SEATTLE, April 22, 2011 /PRNewswire/ -- In the decade after the first American baby was born from in vitro fertilization (IVF) in 1981, the odds of achieving a pregnancy from this technique were roughly one in 10. Now, 30 years later, the odds are approaching even or better for most women, and the best fertility centers will soon reach an 80-percent chance of pregnancy for women 40 and under, predicts Michael Soules, M.D., a physician and senior partner at Seattle Reproductive Medicine, who has been treating infertile patients from Washington, Montana and Alaska, as long as IVF has existed.
Such a high success rate would help many more women who struggle to conceive children – a condition spotlighted during National Infertility Awareness Week, April 24 - 30.
An internationally recognized expert in fertility, Dr. Soules has seen the field evolve from science fiction to mainstream medicine since the world's first IVF birth in 1978. Three years later, the first American IVF baby – and the fifteenth worldwide – Elizabeth Jordan Carr was born in 1981, in Norfolk, Virginia.

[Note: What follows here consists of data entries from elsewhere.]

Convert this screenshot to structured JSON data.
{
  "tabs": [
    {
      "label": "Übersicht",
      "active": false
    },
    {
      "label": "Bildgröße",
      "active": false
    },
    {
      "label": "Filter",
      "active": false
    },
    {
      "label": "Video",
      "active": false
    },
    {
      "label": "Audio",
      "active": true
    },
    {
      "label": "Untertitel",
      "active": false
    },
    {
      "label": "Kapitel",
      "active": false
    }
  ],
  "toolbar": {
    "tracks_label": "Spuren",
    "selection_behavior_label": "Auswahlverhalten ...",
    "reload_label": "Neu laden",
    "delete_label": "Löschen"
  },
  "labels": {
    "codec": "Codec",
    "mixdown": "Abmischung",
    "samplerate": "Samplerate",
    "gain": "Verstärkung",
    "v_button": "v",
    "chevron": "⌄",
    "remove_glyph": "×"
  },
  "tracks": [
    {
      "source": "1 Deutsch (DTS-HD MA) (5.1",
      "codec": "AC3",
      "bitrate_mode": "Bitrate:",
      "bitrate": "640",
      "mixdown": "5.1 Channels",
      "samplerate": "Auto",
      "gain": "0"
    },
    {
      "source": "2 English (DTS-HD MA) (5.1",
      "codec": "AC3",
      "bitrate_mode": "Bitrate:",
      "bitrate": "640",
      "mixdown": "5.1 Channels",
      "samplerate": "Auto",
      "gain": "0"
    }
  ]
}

When English newborn Louise Brown made headlines as the world's first so-called "test-tube baby," doctors worldwide struggled to replicate the results. But Soules was convinced that the procedure wasn't a fluke, and began working in 1982 to open an IVF clinic at the University of Washington. Over the decades, constant improvement and refining of techniques has led IVF success rates to climb to nearly 60 percent for women 40 and under. By contrast, the odds of a highly fertile couple naturally conceiving through unprotected sex is about 20 percent per month.

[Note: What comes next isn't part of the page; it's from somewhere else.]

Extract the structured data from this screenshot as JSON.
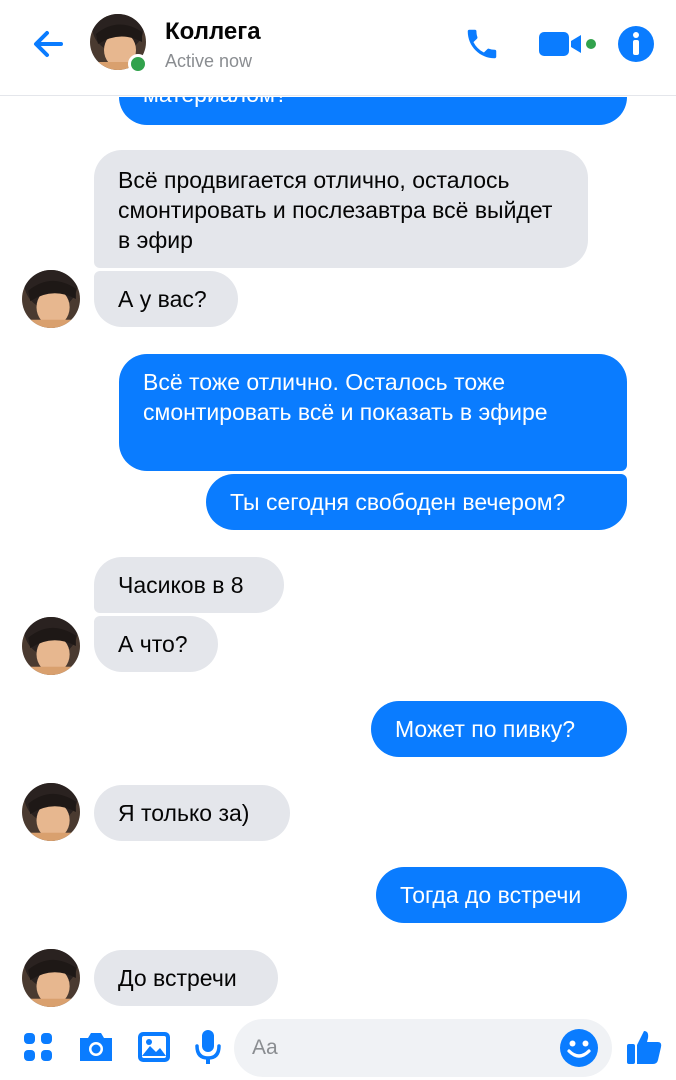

See more in a press backgrounder at: http://www.seattlefertility.com
About Seattle Reproductive Medicine
Seattle Reproductive Medicine is the largest fertility center west of the Mississippi River, with 11 full-time physicians practicing in four locations. Led by a nationally recognized team of physicians, SRM offers comprehensive, state-of-the-art assistance for patients with infertility and other reproductive disorders. Practice partners have been awarded National Institutes of Health (NIH) research grants and their work in reproductive aging has also received international recognition. For more information, visit www.SeattleFertility.com or call (206) 301-5000.
SOURCE Seattle Reproductive Medicine